Good evening followers, friends, and family. If you follow us on Facebook, you saw that we took a brief hiatus in light of the recent Notre Dame tragedy. Our, and specifically my, heart was in Paris. And in Paris it has stayed for the past few days… where it has relived beautiful memories and mourned the history and heritage destroyed by the flames.
When I was sixteen, I had the good fortune and parental push to become a People to People student ambassador. This journey took me from the Netherlands, through Belgium, on to France, and finally England.
We began in Amsterdam, then Belgium. From Belgium we went to France. I fell in love with the harbor town of Honfleur, France. The sailboats passing by combined with the narrow cobbled streets of the town center to sweep me off my feet. I long for Honfleur, even now. I fondly recall the breeze in my hair as I sat along the water, laughing and flirting with my peers. Those people are still my friends (Josie and Sam, in particular). But even before I walked along those cobbled streets, I walked through the streets of Paris until my feet hurt and my legs were sore. Yet I wanted to keep walking. There was so much to see. I recall the way it felt to climb to the top of the Eiffel Tower, to walk under the Arc de Triomphe, and to see, with utter disappointment, the true size of the Mona Lisa within the Louvre.
Let me prepare you if you go: The real Mona Lisa is only 30 inches tall and just under 21 inches wide. And under glass, and roped off so you can’t get close. HUGE LET DOWN.
But one thing I remember vividly about Paris is the Notre Dame Cathedral. I remember the way you can see it from the streets below and how desperately I wanted to be there. I remember staring at the stained glass windows and the spire, so beautiful and intricate, in wonder. Then I walked inside. And while there is so much to see within Notre Dame, I was in awe of the energy of the space. You see, I’ve always found myself particularly reverent of places of worship that have seen many generations pass through their doors. Prayer seems to leave it’s mark on a place, and in this place, I prayed several prayers of my own.
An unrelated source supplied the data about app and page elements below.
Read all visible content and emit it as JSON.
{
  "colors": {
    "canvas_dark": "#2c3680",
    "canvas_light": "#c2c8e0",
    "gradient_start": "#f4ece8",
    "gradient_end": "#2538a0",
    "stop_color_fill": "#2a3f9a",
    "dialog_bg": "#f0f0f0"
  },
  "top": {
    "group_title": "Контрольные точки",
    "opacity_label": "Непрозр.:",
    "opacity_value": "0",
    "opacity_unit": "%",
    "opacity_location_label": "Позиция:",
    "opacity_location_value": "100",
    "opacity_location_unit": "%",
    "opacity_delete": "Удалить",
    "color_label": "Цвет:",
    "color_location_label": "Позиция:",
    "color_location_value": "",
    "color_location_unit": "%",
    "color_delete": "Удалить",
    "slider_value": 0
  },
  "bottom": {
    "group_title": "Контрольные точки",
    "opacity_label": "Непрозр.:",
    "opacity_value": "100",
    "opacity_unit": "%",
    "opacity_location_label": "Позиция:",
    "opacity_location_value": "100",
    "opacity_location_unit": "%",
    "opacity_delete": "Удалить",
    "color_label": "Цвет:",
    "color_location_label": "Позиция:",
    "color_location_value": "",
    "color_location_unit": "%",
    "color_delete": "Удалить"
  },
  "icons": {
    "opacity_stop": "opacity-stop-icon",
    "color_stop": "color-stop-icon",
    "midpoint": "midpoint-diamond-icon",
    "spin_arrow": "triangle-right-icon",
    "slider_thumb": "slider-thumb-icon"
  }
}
This past Monday, that beautiful spire and that reverent space burned. Reporters said it was like a giant torch, the way the flames leapt from it’s ceiling before the eventual collapse. And when I heard the news, sitting in my bed after staying home sick all day… I wept. I sobbed for the loss of Notre Dame, listening as reporters described the scene. I sobbed as videos of the flames began showing up online and a part of my heart fell with that spire. And when the crowd began singing Ave Maria as she burned, with men and women falling to their knees praying and weeping, I joined them, sobbing and praying from over 4,000 miles away. Even now, I write these words to you in tears.
Nearly 1000 years of history, gone in an instant. Did you know that every beam of that roof was carved from a different tree, by hand? Did you know that the cornerstone of Notre Dame was laid in 1163? Medieval trees in that ceiling, the stories they could tell if we’d just listened. Gone. My mother was born in Paris, on an American Army Base, in 1962. My grandmother didn’t get to to go the top of the Eiffel Tower, because she was pregnant. But she did go to Notre Dame. And I have stood beneath those same beams as several hundred generations before me. But my mother will not. Her grandchildren will not. And for that loss, dear readers, words cannot truly convey my grief. Even though millions have been promised for the reconstruction effort it will take years, and it will never, ever, be the same. I don’t know if my mother and I will even get to visit the bandaged Notre Dame when we go, and we will go, because reconstruction will take so long.
My heart is broken. My tears are still flowing.
Praying for Paris, once again.
On my lips: Burt’s Bees Original Beeswax Lip Balm
In my cup: Water